Many industries face challenges when it comes to providing a cool working environment, particularly in heat-susceptible areas such as industrial plants, warehouses, manufacturing facilities and outdoor jobsites. These extreme-heat situations can impact worker safety and productivity, and certainly, the company’s bottom-line. Without adequate cooling, workers are put in danger while equipment and manufactured products are at an increased risk for failure.
According to the Occupational Safety and Health Association (OSHA), thousands of workers become sick from occupational heat exposure each year. However, heat-related illnesses are preventable. “The best way to prevent heat-related illness is to make the work environment cooler,” OSHA states. The dilemma becomes how to effectively and economically cool large, open areas where high-ambient outdoor temperatures and heat-generating machinery are factors.
Weighing the drawbacks of typical cooling methods
Traditionally, air conditioning (A/C) is a go-to cooling method. However, in large open spaces, the first impediment is the inability to close the space off and contain the inside air to achieve maximum cooling.
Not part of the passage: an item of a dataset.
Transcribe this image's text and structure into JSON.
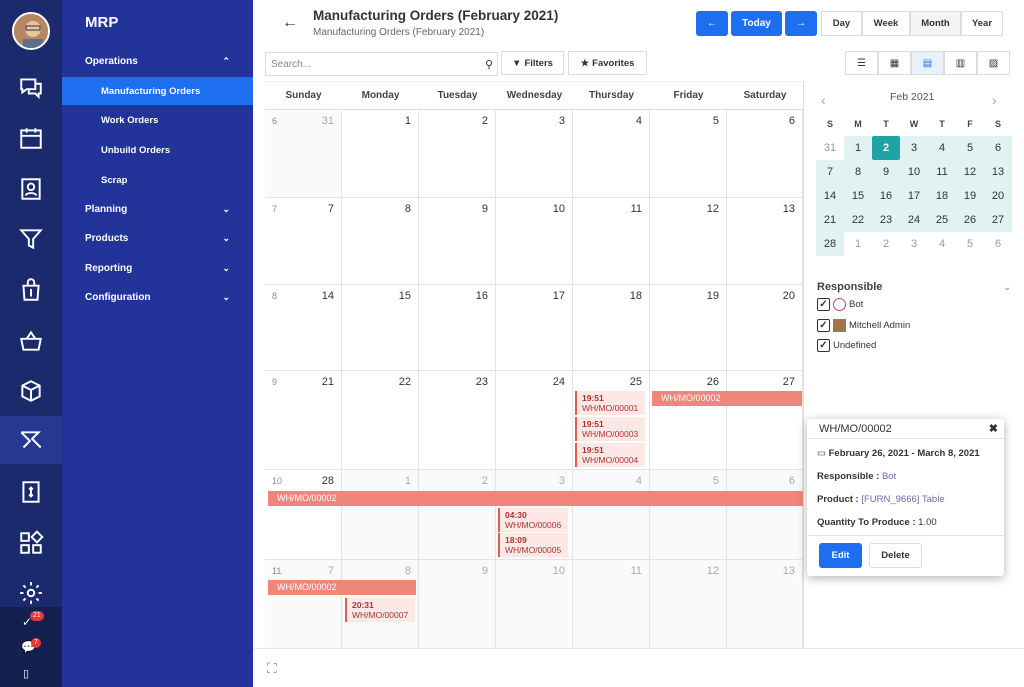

Areas where outside doors will be open, such as in a warehouse, allow air to escape and render A/C an impractical solution. Another drawback is that air conditioners require compressors and a place to ventilate the heat generated from the compressor. This limits the mobility of an A/C unit given the fixed-ductwork and adds another point of heat generation. Harsh refrigerants and energy consumption are other downfalls. Refrigerants are an integral part of air conditioning systems to emit cool air, and A/C can pull a great deal of energy that translates to more energy expense.
Fans – both oscillating and ceiling options – seem like a quick, inexpensive fix to cooling workers and machinery. However, fans simply circulate stagnate air throughout the space. The air is not chilled in any capacity and cannot reach all areas of the large space to be cooled. In fact, industrial ceiling fans seem to be particularly more effective in the winter to improve heating operations by giving airflow to warm air.
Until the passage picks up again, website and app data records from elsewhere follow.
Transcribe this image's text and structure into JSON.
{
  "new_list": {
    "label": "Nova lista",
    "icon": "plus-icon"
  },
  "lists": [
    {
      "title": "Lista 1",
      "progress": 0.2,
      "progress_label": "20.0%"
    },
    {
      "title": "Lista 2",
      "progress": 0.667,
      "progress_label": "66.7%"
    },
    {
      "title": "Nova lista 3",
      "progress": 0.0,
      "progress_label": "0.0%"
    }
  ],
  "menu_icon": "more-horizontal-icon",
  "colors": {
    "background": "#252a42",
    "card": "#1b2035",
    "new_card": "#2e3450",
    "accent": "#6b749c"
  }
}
An energy-efficient and cost-effective approach
OSHA provides clear guidelines for heat-related illness prevention, listing cooling fans as one of the top “engineering controls” for reducing workers’ exposure to heat.
In this white paper, Here, we review the efficiencies of utilizing an evaporative cooler.